We sometimes hear from customers concerned that the word "Hybrid" is a synonym for GMO. This is not true, but the distinctions can be confusing. Here's a quick summary of the differences among selection, hybridization, and genetic engineering:
Selection is the process that farmers have been following for thousands of years to choose the most desirable characteristics in their food crops and ornamental plants. For instance, if several corn plants in a field produce larger, tastier, or more abundant fruit, farmers will save seeds from those particular plants. Similarly, if some plants are unsatisfactory, farmers will not save their seed if they can possibly help it. The idea is that over time, the beneficial characteristics -- the traits that made certain plants more productive, flavorful, or vigorous -- will predominate, improving the overall quality of the crops year by year. Selection has been going on since man began to cultivate plants.
Hybridization is essentially a more efficient form of selection. Instead of merely saving seed and hoping that over time the good characteristics will dominate, professional growers (and many home gardeners) will deliberately pollinate plants with desirable characteristics. Often the pollen parent is chosen for one favorable trait (such as big yields), while the seed parent is chosen for another (such as superb flavor). The resulting plant has the best of both.
You will often read about hybridized vs. open-pollinated plants. Hybridized plants will rarely come true from seed. Because they have been selected for specific traits, their seeds may not have equal amounts of the good traits from both parents. So if you save their seed and then sow it, the plant it produces may not look or act exactly like its parent. Open-pollinated plants, on the other hand, have not been professionally selected, and will come true from seed. Most plants that simply have a genus and a species, with no variety name, will be open-pollinated and will come true from seed.
A genetically-modified organism (GMO) is produced through an entirely different process. Genetically-modified plants are created in laboratories and involve actually adding genes of other organisms -- plant, animals, bacterial, and even viral -- into the structure of the plant. These are genetic changes that would never occur in nature, even over thousands of years of selection. Tampering with the genetic structure of an organism to introduce desirable traits is a risky and still largely unproven enterprise, and we will have nothing to do with it at Park Seed.

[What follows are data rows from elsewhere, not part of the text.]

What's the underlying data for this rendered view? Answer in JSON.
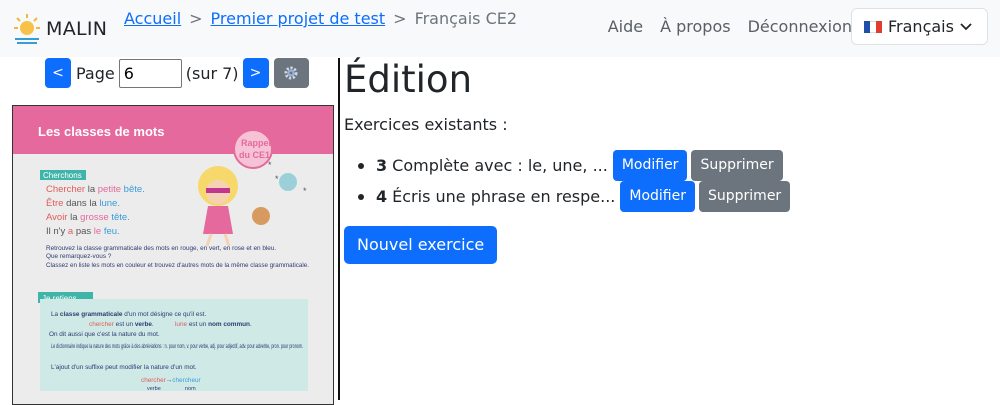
{
  "brand": {
    "name": "MALIN"
  },
  "breadcrumb": {
    "home": "Accueil",
    "project": "Premier projet de test",
    "current": "Français CE2",
    "separator": ">"
  },
  "nav": {
    "help": "Aide",
    "about": "À propos",
    "logout": "Déconnexion"
  },
  "language": {
    "selected": "Français",
    "flag": "france-flag-icon"
  },
  "pager": {
    "prev": "<",
    "next": ">",
    "label": "Page",
    "value": "6",
    "total": "(sur 7)",
    "settings_icon": "gear-icon"
  },
  "page_preview": {
    "heading": "Les classes de mots",
    "badge_line1": "Rappel",
    "badge_line2": "du CE1",
    "section1": "Cherchons",
    "lines": [
      [
        "Chercher",
        " la ",
        "petite",
        " bête."
      ],
      [
        "Être",
        " dans ",
        "la",
        " ",
        "lune."
      ],
      [
        "Avoir",
        " la ",
        "grosse",
        " ",
        "tête."
      ],
      [
        "Il n'y ",
        "a",
        " pas ",
        "le",
        " ",
        "feu."
      ]
    ],
    "bullet1": "Retrouvez la classe grammaticale des mots en rouge, en vert, en rose et en bleu.",
    "bullet1b": "Que remarquez-vous ?",
    "bullet2": "Classez en liste les mots en couleur et trouvez d'autres mots de la même classe grammaticale.",
    "section2": "Je retiens",
    "r1a": "La ",
    "r1b": "classe grammaticale",
    "r1c": " d'un mot désigne ce qu'il est.",
    "r2a": "chercher",
    "r2b": " est un ",
    "r2c": "verbe",
    "r2d": ".",
    "r2e": "lune",
    "r2f": " est un ",
    "r2g": "nom commun",
    "r2h": ".",
    "r3": "On dit aussi que c'est la nature du mot.",
    "r4": "Le dictionnaire indique la nature des mots grâce à des abréviations : n. pour nom, v. pour verbe, adj. pour adjectif, adv. pour adverbe, pron. pour pronom.",
    "r5": "L'ajout d'un suffixe peut modifier la nature d'un mot.",
    "r6a": "chercher",
    "r6arrow": "→",
    "r6b": "chercheur",
    "r6c": "verbe",
    "r6d": "nom"
  },
  "main": {
    "title": "Édition",
    "subtitle": "Exercices existants :",
    "exercises": [
      {
        "num": "3",
        "text": "Complète avec : le, une, ...",
        "edit": "Modifier",
        "delete": "Supprimer"
      },
      {
        "num": "4",
        "text": "Écris une phrase en respe...",
        "edit": "Modifier",
        "delete": "Supprimer"
      }
    ],
    "new_button": "Nouvel exercice"
  },
  "colors": {
    "primary": "#0d6efd",
    "secondary": "#6c757d",
    "navbar": "#f8f9fa",
    "page_header": "#e8679a",
    "teal": "#3fb4a8"
  }
}
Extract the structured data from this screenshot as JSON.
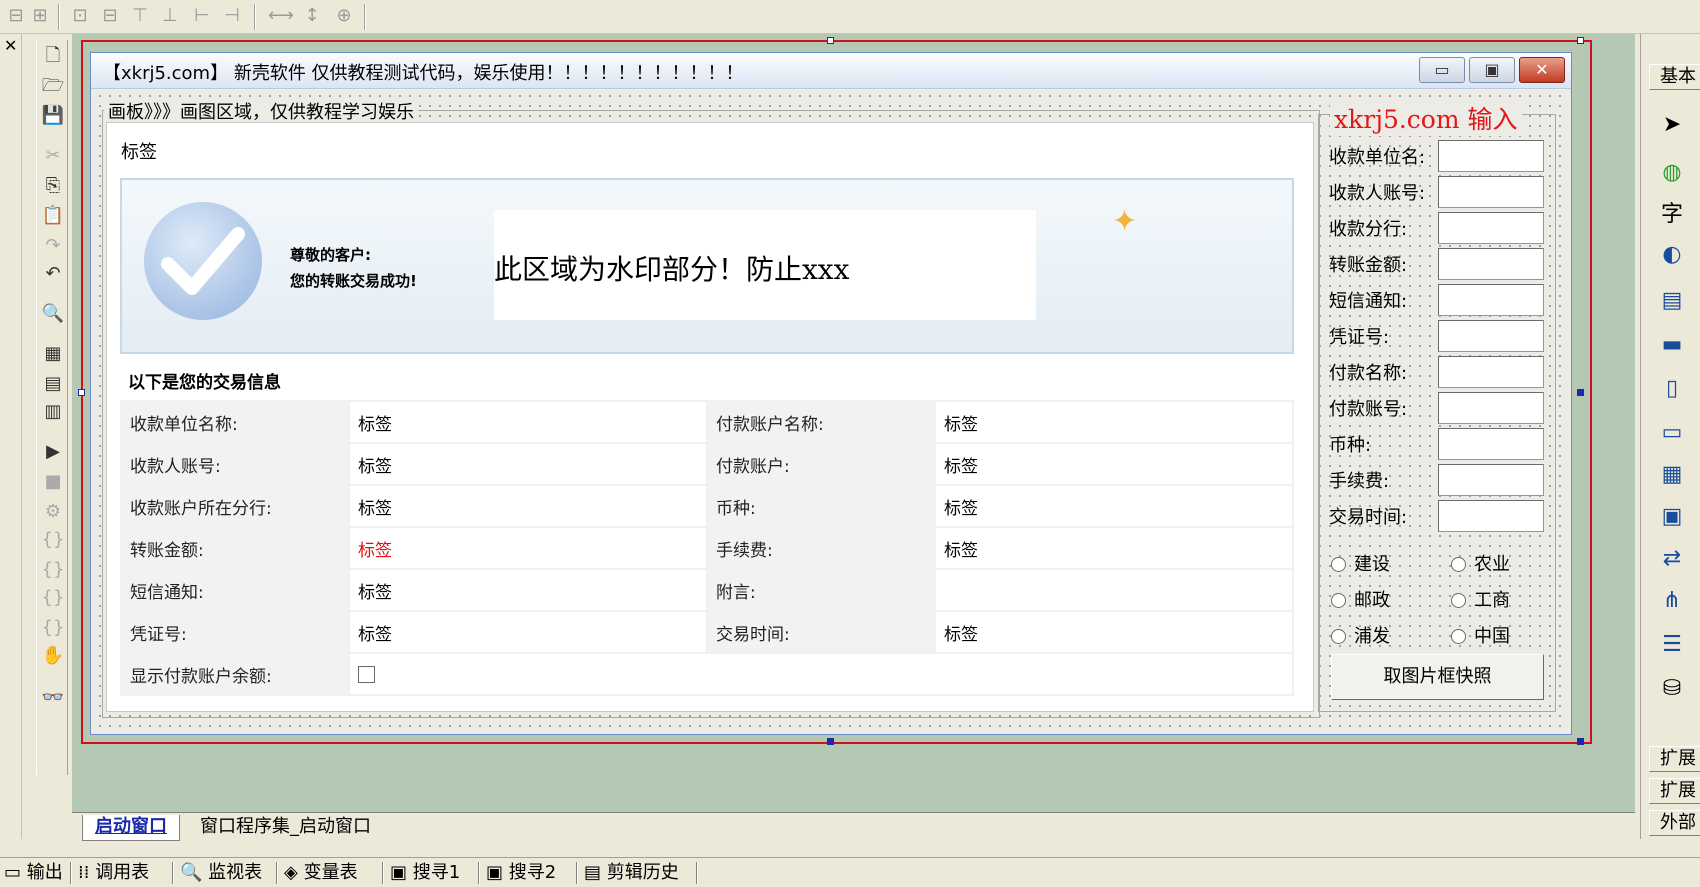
{
  "window": {
    "title": "【xkrj5.com】 新壳软件 仅供教程测试代码，娱乐使用！！！！！！！！！！！",
    "minimize_glyph": "▭",
    "restore_glyph": "▣",
    "close_glyph": "✕"
  },
  "board": {
    "group_title": "画板》》》画图区域，仅供教程学习娱乐",
    "label": "标签"
  },
  "banner": {
    "greeting": "尊敬的客户:",
    "success": "您的转账交易成功!",
    "watermark_text": "此区域为水印部分！防止xxx"
  },
  "section_title": "以下是您的交易信息",
  "table": {
    "rows": [
      {
        "l1": "收款单位名称:",
        "v1": "标签",
        "l2": "付款账户名称:",
        "v2": "标签"
      },
      {
        "l1": "收款人账号:",
        "v1": "标签",
        "l2": "付款账户:",
        "v2": "标签"
      },
      {
        "l1": "收款账户所在分行:",
        "v1": "标签",
        "l2": "币种:",
        "v2": "标签"
      },
      {
        "l1": "转账金额:",
        "v1": "标签",
        "l2": "手续费:",
        "v2": "标签"
      },
      {
        "l1": "短信通知:",
        "v1": "标签",
        "l2": "附言:",
        "v2": ""
      },
      {
        "l1": "凭证号:",
        "v1": "标签",
        "l2": "交易时间:",
        "v2": "标签"
      },
      {
        "l1": "显示付款账户余额:"
      }
    ],
    "highlight_color": "#e01010"
  },
  "input_panel": {
    "title": "xkrj5.com 输入",
    "fields": [
      {
        "label": "收款单位名:",
        "value": ""
      },
      {
        "label": "收款人账号:",
        "value": ""
      },
      {
        "label": "收款分行:",
        "value": ""
      },
      {
        "label": "转账金额:",
        "value": ""
      },
      {
        "label": "短信通知:",
        "value": ""
      },
      {
        "label": "凭证号:",
        "value": ""
      },
      {
        "label": "付款名称:",
        "value": ""
      },
      {
        "label": "付款账号:",
        "value": ""
      },
      {
        "label": "币种:",
        "value": ""
      },
      {
        "label": "手续费:",
        "value": ""
      },
      {
        "label": "交易时间:",
        "value": ""
      }
    ],
    "banks": [
      "建设",
      "农业",
      "邮政",
      "工商",
      "浦发",
      "中国"
    ],
    "snapshot_button": "取图片框快照"
  },
  "right_panel": {
    "tab": "基本",
    "ext1": "扩展",
    "ext2": "扩展",
    "ext3": "外部"
  },
  "doc_tabs": [
    "启动窗口",
    "窗口程序集_启动窗口"
  ],
  "bottom_tabs": [
    "输出",
    "调用表",
    "监视表",
    "变量表",
    "搜寻1",
    "搜寻2",
    "剪辑历史"
  ],
  "colors": {
    "accent_red": "#d0101a",
    "input_title_red": "#e01818",
    "form_bg": "#ecebe6",
    "design_bg": "#b4c8b4"
  }
}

Want more information about selection, hybridization, and GMO? Visit nongmoproject.org for the latest news and a more detailed discussion of this issue.